*GIVEN DATA*:
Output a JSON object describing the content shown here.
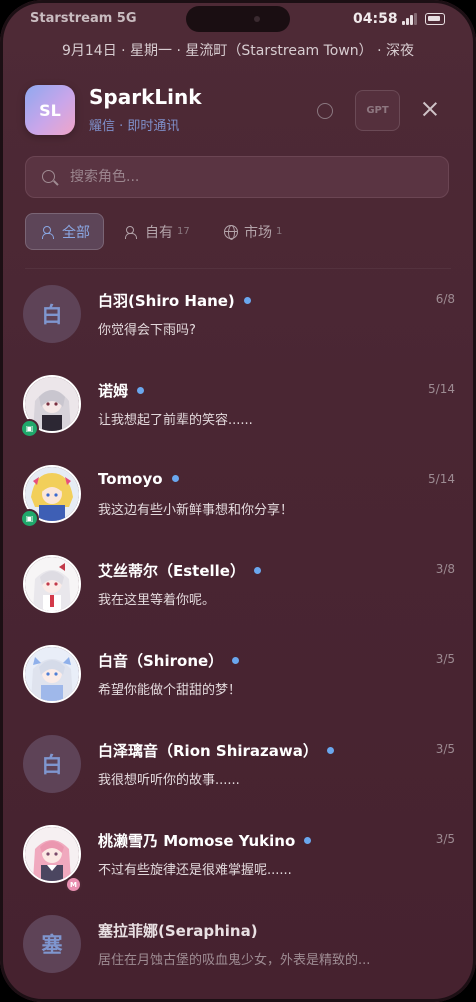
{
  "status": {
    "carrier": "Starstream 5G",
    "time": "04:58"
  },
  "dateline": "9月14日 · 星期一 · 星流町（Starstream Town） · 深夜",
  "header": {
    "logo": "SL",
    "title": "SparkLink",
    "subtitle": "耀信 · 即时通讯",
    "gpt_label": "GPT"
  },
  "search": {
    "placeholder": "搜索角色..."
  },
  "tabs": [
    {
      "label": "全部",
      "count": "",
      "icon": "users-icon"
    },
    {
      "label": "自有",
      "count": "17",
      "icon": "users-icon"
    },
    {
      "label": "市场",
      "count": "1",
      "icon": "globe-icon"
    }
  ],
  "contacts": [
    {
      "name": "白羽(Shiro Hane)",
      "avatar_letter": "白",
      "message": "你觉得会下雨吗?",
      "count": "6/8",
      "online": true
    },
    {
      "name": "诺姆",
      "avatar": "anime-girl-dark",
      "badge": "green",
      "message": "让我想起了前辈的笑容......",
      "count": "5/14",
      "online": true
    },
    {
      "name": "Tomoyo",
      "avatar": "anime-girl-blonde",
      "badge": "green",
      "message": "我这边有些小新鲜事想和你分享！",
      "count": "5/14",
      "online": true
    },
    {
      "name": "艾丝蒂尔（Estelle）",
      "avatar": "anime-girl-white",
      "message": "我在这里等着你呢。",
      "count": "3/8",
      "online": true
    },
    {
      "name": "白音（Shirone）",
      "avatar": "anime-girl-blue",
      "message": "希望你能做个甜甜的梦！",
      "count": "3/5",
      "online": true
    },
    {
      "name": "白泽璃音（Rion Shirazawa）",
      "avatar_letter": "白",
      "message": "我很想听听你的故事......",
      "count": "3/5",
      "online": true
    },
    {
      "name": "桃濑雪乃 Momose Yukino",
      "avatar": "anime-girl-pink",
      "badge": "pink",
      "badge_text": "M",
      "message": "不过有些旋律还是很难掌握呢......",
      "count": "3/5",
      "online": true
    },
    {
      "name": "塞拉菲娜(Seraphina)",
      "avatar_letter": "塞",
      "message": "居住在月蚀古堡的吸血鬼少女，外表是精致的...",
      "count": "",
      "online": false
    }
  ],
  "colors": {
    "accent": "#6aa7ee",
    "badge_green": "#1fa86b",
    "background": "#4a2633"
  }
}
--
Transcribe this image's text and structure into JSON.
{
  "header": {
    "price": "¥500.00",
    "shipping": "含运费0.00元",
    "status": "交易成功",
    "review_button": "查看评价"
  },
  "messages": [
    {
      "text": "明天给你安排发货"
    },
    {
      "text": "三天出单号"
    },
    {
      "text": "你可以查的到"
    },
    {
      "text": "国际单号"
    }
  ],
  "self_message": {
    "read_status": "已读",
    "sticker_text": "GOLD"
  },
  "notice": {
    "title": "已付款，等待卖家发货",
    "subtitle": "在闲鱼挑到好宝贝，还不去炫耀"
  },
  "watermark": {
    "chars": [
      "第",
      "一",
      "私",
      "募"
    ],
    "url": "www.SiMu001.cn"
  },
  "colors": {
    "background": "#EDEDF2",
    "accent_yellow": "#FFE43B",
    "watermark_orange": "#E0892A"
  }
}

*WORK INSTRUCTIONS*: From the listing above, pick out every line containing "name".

*ANSWER BOX*:
      "name": "白羽(Shiro Hane)",
      "name": "诺姆",
      "name": "Tomoyo",
      "name": "艾丝蒂尔（Estelle）",
      "name": "白音（Shirone）",
      "name": "白泽璃音（Rion Shirazawa）",
      "name": "桃濑雪乃 Momose Yukino",
      "name": "塞拉菲娜(Seraphina)",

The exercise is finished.